Jed Perl warns in the August 25 issue of the New Republic of a new threat to the arts. Art for art’s sake has been displaced by a view of “art as a comrade-in-arms to some more supposedly stable or substantial or readily comprehensible aspect of our world.” Art is losing its “purposeful purposelessness” and is becoming a bondservant to “some more general system of social, political, and moral values.” It’s hardly news, Perl knows, when art is enlisted for some extra-artistic cause. The new danger is that many have drawn the conclusion that “art has no independent life.” Continue Reading »

John Updike the Blogger

Every critic knows that John Updike was a gleeful child of his age, but did he rise above it? The common complaint against him is that the greatness of his style eclipsed the thinness of his substance, and Adam Begley’s new biography, full of insightful and sympathetic detail, does little to dim such prejudices. Begley portrays Updike as a man who could not stop writing and as a writer who could not stop thinking about himself. For Begley, in fact, Updike comes across as America’s first (and finest) blogger. Continue Reading »

The Scandal of Calvary

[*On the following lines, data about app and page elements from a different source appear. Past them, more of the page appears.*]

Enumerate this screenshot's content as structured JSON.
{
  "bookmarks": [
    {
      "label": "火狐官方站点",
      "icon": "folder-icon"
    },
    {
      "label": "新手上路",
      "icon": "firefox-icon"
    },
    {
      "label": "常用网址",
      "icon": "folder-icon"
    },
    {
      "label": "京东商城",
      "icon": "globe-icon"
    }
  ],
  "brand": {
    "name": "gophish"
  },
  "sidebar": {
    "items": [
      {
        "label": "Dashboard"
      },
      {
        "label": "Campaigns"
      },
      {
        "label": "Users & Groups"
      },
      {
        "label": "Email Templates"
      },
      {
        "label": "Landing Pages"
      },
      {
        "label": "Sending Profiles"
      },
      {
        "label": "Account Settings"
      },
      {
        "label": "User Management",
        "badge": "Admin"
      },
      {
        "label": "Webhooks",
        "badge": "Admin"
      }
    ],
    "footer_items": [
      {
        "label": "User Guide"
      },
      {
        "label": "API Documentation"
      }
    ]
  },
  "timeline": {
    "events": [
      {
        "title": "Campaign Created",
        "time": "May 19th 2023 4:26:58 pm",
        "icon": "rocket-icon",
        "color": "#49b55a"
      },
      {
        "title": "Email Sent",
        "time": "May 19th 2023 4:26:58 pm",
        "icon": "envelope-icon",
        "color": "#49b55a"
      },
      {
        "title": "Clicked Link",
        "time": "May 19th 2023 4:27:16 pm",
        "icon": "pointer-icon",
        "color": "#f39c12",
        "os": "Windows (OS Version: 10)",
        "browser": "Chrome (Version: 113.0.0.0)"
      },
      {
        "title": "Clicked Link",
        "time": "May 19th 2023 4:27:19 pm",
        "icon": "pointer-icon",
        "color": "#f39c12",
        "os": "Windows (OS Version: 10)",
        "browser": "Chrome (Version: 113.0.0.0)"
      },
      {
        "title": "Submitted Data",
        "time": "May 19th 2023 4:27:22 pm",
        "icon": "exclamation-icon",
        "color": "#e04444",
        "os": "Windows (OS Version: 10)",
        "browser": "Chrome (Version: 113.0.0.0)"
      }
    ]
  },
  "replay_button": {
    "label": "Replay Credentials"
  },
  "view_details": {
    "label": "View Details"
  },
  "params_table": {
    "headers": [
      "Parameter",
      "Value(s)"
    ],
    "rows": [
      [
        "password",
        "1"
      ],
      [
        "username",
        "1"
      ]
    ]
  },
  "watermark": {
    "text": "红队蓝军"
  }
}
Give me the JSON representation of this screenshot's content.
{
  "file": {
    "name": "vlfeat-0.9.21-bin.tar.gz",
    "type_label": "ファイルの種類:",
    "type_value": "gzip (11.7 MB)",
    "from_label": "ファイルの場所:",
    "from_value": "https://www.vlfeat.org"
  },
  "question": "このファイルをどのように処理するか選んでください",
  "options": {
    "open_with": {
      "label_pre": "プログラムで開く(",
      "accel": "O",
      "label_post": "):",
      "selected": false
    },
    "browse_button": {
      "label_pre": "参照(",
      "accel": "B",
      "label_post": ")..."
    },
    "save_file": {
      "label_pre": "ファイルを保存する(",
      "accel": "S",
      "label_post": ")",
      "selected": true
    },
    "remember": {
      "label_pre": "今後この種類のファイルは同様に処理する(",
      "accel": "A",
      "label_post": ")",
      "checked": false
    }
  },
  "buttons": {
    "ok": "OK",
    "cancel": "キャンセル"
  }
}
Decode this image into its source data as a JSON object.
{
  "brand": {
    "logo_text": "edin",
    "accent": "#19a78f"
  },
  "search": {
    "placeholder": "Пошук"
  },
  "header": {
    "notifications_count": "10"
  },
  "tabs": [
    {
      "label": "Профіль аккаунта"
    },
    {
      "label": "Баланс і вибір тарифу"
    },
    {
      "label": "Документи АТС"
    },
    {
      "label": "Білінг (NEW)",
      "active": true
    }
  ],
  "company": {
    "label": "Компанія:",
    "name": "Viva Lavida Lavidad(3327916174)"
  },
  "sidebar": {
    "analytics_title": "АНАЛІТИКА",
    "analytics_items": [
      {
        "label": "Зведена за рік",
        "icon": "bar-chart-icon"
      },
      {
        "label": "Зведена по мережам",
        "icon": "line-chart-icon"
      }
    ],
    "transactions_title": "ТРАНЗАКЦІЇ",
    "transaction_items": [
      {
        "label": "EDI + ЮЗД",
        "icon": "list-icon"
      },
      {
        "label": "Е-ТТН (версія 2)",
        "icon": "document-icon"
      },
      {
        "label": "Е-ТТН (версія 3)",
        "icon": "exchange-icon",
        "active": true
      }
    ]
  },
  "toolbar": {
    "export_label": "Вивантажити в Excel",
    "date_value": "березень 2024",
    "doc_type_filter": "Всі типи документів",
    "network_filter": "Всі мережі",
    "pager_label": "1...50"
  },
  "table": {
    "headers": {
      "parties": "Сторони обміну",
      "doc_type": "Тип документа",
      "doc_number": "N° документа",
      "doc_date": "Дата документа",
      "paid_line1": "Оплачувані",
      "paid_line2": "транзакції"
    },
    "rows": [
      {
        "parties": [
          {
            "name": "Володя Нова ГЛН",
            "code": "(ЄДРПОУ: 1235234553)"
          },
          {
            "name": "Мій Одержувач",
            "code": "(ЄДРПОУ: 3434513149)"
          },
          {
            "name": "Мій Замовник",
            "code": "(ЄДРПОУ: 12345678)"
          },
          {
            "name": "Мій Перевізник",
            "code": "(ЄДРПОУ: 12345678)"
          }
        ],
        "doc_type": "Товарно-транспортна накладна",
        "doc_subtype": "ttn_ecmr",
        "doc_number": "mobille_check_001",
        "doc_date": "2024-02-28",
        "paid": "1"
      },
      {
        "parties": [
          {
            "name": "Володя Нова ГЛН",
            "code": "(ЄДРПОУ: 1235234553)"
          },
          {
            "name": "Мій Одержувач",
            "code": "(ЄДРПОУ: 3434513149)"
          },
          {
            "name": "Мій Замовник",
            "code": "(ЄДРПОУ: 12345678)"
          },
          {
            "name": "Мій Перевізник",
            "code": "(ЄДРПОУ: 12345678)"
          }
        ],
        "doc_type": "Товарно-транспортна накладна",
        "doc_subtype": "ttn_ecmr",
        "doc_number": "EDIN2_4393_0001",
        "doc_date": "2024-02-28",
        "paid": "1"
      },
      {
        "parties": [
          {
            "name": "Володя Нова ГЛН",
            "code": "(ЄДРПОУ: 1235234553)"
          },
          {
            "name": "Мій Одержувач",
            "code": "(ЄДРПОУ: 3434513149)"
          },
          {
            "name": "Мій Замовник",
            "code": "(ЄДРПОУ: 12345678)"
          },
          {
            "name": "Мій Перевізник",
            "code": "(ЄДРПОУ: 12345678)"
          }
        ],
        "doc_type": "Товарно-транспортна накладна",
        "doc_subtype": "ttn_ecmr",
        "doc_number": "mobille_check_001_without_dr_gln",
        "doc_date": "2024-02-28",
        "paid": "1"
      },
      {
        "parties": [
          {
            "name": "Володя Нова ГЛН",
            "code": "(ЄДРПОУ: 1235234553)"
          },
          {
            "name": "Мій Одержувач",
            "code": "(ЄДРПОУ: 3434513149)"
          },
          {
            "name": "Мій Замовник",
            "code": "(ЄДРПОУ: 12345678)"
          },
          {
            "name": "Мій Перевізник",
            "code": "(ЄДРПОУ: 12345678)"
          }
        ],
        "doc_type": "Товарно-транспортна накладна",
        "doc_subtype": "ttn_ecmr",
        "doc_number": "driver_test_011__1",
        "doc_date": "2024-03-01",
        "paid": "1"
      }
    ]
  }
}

Is it possible for a film to capture the horror of the sexual abuse scandal in the Catholic Church while at the same time presenting a case for the necessity of the institutional priesthood? Against all odds, this is exactly what Irish director John Michael McDonagh’s Calvary manages to do. Father James (played with magnificent presence by Brendan Gleeson) is a good priest, if a haunted one. He is a widower and an alcoholic with a suicidal daughter and a parish full of troubled townspeople in rural Ireland. One afternoon a parishioner confesses to him that he was serially raped by a now-deceased priest as a child, and as a way of taking revenge, he will kill Fr. James in a week. Continue Reading »

Life Under Instant Replay

When taking stock of how far we haven’t come, I find myself reliving the early morning hours of July 27, 2011. Late-night comics have relinquished the airwaves to diet pill peddlers, city buses have ceased running here in Atlanta, and even Manuel’s Tavern is turning out the last of its regulars. South of downtown the Braves and Pirates play on, sweating through the nineteenth inning on a field approaching dewpoint. A journeyman Braves reliever, batting for lack of other options, hits a routine grounder to third. Breaking on contact, a baserunner pushing forty—also playing for lack of other options—sprints toward the plate, a kamikaze attempt at the winning run. Continue Reading »

Weird Al Just Committed the Greatest Word Crime of All

He takes care lest by a slip of the tongue he use the ablative instead of the accusative for ‘among men,’ but is unconcerned that by the fury of his mind he might cast a man out from among men” (Conf. 1.18.29). The particular pet peeves of the self-appointed language police have changed since the fifth century, but St. Augustine would surely recognize the same phenomenon active today. He might conclude, though, that we’ve sunk to a new low: today’s peevers tend not only to lack charity, but to lack even a good grasp of the language they imagine themselves to be defending. Continue Reading »